Don't forget the front end when dye testing A/CUltraviolet sensitive dyes are a great way to spot refrigerant leaks in air conditioning systems, but don't limit your inspection to the obvious under ho...
Ultraviolet sensitive dyes are a great way to spot refrigerant leaks in air conditioning systems, but don’t limit your inspection to the obvious under hood area. The evaporator is exposed to rocks and road debris, and can be distorted or cracked by impact with everything from curbs to snow banks. Damage to air dams or fascias are a hint, but in every case, get down on your hands and knees and check the face of the evaporator thoroughly, even if you’ve “found” a leak elsewhere. Poorly executed front-end bodywork can cause several problems ranging from evaporator tubes pierced by screws to distorted or missing brackets. Add the recommended amount of dye and no more; excessive quantities won’t help find the leak any faster. And do wear those amber glasses. They dramatically improve the visibility of low-level seepage.

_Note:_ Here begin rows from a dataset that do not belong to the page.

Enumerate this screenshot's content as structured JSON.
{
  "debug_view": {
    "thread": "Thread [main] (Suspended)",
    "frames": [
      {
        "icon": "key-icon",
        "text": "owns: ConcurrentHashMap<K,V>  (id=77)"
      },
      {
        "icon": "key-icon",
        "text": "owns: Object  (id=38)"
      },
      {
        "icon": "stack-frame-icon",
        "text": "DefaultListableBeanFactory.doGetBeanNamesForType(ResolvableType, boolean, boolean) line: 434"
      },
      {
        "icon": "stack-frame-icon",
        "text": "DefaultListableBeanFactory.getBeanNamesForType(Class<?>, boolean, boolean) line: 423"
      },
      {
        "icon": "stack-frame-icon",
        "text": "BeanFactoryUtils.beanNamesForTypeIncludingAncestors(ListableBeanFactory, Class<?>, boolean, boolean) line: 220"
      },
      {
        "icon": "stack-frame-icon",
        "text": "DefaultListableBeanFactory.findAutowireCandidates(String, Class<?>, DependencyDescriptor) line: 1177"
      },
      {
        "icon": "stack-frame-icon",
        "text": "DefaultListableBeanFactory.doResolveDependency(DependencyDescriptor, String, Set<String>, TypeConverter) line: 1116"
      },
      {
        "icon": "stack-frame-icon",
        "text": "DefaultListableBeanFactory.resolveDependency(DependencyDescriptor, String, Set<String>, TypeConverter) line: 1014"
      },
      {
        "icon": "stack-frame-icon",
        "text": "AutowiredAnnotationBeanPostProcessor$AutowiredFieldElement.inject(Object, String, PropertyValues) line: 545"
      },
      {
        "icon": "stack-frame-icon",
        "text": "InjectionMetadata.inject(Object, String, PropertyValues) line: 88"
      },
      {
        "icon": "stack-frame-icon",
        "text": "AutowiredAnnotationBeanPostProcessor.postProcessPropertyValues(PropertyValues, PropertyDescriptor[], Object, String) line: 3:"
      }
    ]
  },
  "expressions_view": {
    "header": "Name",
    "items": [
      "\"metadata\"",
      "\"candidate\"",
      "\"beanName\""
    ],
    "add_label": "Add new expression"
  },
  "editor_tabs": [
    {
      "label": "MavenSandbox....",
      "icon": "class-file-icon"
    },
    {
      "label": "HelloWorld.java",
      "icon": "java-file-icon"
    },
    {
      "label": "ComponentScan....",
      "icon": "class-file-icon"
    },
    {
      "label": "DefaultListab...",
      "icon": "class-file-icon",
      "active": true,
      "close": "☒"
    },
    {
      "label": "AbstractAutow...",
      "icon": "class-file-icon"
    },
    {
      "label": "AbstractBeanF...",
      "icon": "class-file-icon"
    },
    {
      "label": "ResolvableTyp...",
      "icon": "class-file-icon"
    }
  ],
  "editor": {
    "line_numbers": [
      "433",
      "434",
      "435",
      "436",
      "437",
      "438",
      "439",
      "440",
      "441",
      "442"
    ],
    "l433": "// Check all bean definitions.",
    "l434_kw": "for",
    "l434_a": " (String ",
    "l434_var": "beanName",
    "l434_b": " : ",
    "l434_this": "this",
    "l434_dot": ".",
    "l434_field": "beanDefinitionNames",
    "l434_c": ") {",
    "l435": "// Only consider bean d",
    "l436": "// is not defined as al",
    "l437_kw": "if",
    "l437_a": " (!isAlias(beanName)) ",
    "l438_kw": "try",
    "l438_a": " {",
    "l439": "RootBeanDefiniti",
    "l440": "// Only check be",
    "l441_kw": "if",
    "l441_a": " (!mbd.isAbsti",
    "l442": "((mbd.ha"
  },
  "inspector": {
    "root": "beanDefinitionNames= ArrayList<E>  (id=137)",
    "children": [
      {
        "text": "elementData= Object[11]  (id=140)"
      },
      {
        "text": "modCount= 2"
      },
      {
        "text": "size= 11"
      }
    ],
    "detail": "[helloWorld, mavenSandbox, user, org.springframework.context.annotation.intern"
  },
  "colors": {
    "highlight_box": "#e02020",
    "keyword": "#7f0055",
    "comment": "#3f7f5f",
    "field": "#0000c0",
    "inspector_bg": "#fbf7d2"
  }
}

Consider adding a ground
Suspect an intermittent or broken ground in the electrical system? Troubleshooting bad grounds, especially where they’re remote from the current drawing device, can be time-consuming and frustrating. It may be faster to simply solder in a new ground “pigtail” with an attached ring terminal, and ground to the chassis with a self-tapping screw. Automakers don’t like them, but #2 Robertson screws are ideal since they stay on a screwdriver bit, leaving your hands free to drive the screw accurately. Use type “B” screws wherever there is a risk of a sharp point piercing wiring behind the panel you’re drilling, and choose plated screws for corrosion protection. Apply a rust preventative to the back side of the piercing, and don’t be afraid to use silicone dielectric compound, especially if the area is exposed to moisture. Naturally, any place near the fuel system is a no-go, and screwing into blind panels isn’t a good idea unless you’re sure about what’s inside.
Anti-seize do’s…. and don’ts
Anti-seize compounds are great for keeping parts from “freezing”, and do make later disassembly easier for repeat customers, but they shouldn’t be used everywhere. Most are oil-based, so keep the product away from plastics and rubber of any kind, and most contain lead, which is dangerous to ingest. Wash your hands thoroughly after exposure, and definitely before eating, drinking, or smoking. And possibly the most poplar application for anti-seize compounds is no longer a “no-brainer”: spark plugs. Some manufacturers now plate the threads of spark plugs with a sacrificial coating to prevent seizure, and recommend dry installation. Check the packaging and ask your jobber, especially for vehicles with extended plug change intervals.
Turn signal weirdness
Strange or erratic performance from lighting circuits can have some unusual causes, most of which can be checked out quickly and easily. Dual-filament bulbs can fail with one filament shorting across the other, creating unusual system loads and performance. Many vehicle owners know that pulling bulbs is fast and easy, and won’t hesitate to replace with anything they can wedge into the socket. The same goes for the flasher unit. They’re not as interchangeable as most motorists think, and an incorrect do-it-yourself flasher installation can cause trouble. The same is true of fuses, where owners will generally use anything handy to get the system working. Missing fuse panel covers are a sure warning sign. Don’t count on the owner telling you about that roadside “quick fix” last month, either. Ask about recent bulb or flasher replacements, and start the inspection there. And if you sell halogen replacements over the counter, remind the customer about the ‘no fingerprint” rule for installation.